This drive to promote birds and their habitat seems somewhat surprising for someone who got his start as a photojournalist and writer, but Yarnold has long applied his journalistic skills to work in unexpected ways. In 2010, when he was asked to take the helm of Audubon, his first challenge was to unite the 463 chapters and 800,000 members, while also infusing the 109-year-old nonprofit with 21st century appeal. He spent his first month on the job traveling around North America, talking to people about Audubon and how birds organize themselves. In the process, he told the New York Times, a story emerged: “Birds’ migratory routes are like four superhighways in the sky, and below them are their rest stops and homes. When you connect all these flyways and habitats, there’s a web of biodiversity, and it’s our job to protect that. I’m not a bird expert, but I’m skilled at figuring out a story. That vision became the basis of our new strategic plan.”
Yarnold, who is four years into his reinvention of the organization, has transitioned from Pulitzer Prize-winning journalist to environmental executive by combining Audubon’s conservation message with his experience as a professional communicator. “I think the first job of any conservation organization is communications. Engaging people means communicating effectively and harnessing their energy.” He writes regular op eds, blogs and tweets, and the Audubon strategic plan even has a page titled, “What we’ve stopped doing.” A lifelong advocate of the environment, Yarnold is determined to share the group’s message in a fresh manner. “I had the opportunity to tell the best story in the world. That was the rise of Silicon Valley—and I told that story as an editor, a photographer and a writer for 27 years.”
For the birds—and humans
In the 1980s there were hundreds of burrowing owls in the Bay Area, but as developers moved in, burrowing owls lost the natural prairie they require. Now, humans have to work to provide the habitat owls need. Other species are dependent upon it. “We have an obligation as stewards of the planet to protect all species and burrowing owls are native to our area,” says Trulio. “Burrowing owls that nest in Canada come to California for the winter, so our habitats here in California are essential to supporting other owl populations as well as our own.”
Warming temperatures also have the potential to affect humans. Clean water and air is the product of services provided by ecosystems. These ecosystems services are the result of interaction among species, notes Trulio. So while we may not notice a species going extinct over time, as we lose more species the earth’s natural resources will be compromised.
Standing just nine inches tall and weighing on average a quarter of a pound, burrowing owls may be easy to overlook. But local alliances such as the one between Lynne Trulio and the Santa Clara Valley Audubon Society are giving the owls a chance to flourish.
Learn more about the burrowing owl and listen to its song.

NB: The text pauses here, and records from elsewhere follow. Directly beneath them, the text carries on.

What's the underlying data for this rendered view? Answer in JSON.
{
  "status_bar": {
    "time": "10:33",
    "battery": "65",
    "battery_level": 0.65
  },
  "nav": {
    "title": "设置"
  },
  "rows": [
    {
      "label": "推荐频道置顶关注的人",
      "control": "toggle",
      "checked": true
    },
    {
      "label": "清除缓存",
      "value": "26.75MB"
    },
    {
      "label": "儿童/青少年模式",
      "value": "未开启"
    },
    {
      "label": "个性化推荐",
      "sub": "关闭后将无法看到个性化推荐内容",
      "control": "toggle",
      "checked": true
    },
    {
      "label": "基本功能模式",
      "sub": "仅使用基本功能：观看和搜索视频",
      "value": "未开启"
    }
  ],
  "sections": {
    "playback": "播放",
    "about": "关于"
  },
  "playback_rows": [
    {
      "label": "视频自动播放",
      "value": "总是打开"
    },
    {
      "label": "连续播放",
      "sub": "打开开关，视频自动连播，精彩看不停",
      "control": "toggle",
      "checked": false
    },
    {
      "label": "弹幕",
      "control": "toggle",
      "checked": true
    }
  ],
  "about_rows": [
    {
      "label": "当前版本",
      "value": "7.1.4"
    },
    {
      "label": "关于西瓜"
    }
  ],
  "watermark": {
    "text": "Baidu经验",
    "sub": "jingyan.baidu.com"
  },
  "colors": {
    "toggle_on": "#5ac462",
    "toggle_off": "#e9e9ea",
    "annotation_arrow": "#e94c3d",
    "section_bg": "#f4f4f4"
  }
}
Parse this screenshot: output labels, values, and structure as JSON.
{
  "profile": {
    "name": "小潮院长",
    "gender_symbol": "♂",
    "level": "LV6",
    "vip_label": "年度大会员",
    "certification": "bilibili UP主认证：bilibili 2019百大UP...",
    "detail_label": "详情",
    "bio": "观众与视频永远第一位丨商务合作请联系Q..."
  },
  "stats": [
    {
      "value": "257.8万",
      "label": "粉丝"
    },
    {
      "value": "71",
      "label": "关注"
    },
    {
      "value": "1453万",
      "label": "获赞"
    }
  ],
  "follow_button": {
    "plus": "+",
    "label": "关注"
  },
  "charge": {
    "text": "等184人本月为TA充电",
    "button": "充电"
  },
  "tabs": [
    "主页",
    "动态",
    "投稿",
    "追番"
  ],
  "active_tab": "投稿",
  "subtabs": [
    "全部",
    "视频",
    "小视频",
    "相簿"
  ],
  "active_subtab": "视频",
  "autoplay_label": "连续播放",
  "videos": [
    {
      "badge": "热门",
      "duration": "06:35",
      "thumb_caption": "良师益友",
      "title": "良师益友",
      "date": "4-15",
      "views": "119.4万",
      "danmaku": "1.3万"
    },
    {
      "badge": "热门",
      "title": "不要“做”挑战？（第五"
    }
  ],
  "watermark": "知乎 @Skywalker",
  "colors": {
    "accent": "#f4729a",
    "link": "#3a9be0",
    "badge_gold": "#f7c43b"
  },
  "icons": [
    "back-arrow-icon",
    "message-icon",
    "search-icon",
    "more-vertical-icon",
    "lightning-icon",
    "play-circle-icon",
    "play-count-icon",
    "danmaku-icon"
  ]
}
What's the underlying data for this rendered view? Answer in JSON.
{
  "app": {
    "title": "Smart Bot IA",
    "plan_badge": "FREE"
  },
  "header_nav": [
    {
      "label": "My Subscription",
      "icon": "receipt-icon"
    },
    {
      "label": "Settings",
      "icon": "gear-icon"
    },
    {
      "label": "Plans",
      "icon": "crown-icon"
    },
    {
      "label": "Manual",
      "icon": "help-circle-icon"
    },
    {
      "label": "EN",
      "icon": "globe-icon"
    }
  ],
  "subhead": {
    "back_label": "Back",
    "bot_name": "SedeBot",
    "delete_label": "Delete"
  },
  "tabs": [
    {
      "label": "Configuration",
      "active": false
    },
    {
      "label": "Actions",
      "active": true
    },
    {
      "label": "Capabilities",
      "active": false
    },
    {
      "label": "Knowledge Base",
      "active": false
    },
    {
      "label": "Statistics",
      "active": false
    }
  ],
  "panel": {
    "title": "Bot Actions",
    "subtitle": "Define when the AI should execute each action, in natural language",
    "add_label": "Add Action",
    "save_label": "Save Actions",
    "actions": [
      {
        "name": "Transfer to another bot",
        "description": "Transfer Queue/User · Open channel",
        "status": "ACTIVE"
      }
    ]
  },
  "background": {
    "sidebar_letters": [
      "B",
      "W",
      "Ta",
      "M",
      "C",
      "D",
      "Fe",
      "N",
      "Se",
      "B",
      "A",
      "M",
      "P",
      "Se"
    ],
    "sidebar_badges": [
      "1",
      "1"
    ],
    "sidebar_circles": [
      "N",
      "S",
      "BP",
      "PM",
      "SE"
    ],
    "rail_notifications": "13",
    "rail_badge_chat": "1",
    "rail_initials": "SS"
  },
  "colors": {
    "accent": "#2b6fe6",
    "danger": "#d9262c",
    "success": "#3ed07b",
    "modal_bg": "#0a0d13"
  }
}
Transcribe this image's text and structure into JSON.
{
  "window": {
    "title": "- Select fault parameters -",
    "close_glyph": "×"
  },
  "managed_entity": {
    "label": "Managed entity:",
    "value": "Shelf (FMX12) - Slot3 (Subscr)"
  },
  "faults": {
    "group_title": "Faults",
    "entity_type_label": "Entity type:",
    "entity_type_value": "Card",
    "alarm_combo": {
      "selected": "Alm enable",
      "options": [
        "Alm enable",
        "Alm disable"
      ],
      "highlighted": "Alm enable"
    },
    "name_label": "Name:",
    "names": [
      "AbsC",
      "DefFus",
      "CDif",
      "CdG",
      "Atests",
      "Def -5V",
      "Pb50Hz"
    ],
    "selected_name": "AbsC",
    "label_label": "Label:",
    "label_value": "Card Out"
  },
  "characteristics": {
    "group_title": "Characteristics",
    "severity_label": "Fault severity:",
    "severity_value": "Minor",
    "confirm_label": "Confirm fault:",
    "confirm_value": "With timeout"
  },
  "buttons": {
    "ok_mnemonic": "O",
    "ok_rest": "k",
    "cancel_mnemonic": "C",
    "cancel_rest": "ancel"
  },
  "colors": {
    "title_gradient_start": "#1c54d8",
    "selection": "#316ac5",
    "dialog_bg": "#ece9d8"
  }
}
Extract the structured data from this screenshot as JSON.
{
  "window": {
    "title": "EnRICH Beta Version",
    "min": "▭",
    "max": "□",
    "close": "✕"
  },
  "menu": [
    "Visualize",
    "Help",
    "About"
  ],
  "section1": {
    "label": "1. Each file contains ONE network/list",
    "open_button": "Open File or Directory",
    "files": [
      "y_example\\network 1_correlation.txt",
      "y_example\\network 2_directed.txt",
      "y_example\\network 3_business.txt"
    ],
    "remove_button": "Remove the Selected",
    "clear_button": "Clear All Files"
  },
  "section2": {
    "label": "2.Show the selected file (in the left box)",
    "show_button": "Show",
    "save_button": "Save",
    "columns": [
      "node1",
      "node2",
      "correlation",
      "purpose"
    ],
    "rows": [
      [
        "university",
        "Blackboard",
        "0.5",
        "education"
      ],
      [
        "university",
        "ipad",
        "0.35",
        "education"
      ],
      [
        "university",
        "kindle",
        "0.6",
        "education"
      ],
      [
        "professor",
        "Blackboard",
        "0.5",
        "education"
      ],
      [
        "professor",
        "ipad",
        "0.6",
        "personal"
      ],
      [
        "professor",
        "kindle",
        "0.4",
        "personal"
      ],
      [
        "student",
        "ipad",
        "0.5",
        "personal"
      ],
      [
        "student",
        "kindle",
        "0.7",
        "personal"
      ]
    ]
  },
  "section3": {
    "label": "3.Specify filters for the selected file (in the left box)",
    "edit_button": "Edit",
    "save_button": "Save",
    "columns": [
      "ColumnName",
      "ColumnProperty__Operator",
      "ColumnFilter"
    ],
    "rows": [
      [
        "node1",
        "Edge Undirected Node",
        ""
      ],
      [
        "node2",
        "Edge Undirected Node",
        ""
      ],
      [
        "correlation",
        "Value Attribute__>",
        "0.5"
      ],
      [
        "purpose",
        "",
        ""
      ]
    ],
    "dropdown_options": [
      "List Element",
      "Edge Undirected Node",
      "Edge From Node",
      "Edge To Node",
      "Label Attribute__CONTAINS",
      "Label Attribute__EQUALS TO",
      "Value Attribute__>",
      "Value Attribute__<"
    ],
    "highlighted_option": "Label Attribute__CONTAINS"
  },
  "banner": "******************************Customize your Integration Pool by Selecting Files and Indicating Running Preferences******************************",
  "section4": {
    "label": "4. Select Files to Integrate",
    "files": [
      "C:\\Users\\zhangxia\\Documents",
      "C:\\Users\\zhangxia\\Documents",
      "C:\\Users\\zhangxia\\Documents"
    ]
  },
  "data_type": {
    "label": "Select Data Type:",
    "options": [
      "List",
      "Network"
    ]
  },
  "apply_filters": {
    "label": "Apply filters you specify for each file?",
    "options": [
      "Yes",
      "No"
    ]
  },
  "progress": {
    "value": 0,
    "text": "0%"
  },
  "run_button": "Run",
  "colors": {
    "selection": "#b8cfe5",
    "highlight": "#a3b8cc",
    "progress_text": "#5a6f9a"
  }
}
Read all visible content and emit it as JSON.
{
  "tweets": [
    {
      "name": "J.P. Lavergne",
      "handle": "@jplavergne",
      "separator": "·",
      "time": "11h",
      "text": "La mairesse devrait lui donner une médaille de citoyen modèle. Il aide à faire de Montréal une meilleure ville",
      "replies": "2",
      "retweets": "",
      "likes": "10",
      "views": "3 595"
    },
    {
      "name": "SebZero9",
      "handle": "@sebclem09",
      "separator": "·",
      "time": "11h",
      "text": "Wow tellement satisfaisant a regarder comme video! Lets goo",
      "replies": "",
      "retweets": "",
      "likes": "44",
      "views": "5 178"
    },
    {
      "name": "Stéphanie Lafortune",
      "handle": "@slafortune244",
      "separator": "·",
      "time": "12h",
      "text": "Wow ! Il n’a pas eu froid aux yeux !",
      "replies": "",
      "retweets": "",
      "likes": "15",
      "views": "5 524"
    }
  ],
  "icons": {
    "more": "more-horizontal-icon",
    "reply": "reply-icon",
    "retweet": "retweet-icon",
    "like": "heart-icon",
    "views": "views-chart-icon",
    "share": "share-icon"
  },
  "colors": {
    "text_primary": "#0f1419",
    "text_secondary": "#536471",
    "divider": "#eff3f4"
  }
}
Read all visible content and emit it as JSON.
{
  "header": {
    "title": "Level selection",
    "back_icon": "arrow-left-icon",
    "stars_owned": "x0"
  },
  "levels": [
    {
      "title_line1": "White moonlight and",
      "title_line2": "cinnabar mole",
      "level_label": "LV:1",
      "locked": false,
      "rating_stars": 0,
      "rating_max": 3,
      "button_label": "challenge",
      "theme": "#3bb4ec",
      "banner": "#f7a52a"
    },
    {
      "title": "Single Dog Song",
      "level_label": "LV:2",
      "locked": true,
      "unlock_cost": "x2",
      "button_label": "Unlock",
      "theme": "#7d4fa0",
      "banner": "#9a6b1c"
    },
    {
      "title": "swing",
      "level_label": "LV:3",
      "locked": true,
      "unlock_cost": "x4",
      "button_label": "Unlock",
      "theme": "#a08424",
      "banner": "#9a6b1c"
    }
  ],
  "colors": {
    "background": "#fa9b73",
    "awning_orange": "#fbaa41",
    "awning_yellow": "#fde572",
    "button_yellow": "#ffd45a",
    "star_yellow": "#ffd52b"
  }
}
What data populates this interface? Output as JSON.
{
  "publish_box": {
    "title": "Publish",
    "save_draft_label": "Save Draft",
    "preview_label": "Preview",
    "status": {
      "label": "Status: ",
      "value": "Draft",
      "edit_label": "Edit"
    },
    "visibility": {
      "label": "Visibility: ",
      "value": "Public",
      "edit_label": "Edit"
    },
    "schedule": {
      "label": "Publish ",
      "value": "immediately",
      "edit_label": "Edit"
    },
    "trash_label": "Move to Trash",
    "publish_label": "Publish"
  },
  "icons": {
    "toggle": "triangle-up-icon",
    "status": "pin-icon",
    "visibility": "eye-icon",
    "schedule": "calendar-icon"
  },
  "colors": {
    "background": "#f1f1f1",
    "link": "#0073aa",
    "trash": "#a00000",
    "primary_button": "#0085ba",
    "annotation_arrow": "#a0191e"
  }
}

“Change doesn’t happen in big giant broad strokes all the time,” notes David Yarnold. “More often it happens at the local level.” Yarnold understands that climate change may seem like a distant, overwhelming issue, but with over half of North American birds threatened, the fate of these birds seems tied up with our own wellbeing. Yarnold asks, “What will Minnesota be without the loon or California without Allen’s Hummingbirds?” These fundamental questions are central to Yarnold’s transformation of Audubon. Clearly, the Bay Area isn’t ready to lose its burrowing owls. And while the delivery of this message might be different from Yarnold’s early years as a photojournalist, it still makes a good story.
Melissa Fraterrigo is a freelance writer and the author of the short story collection The Longest Pregnancy. She lives in West Lafayette, Indiana.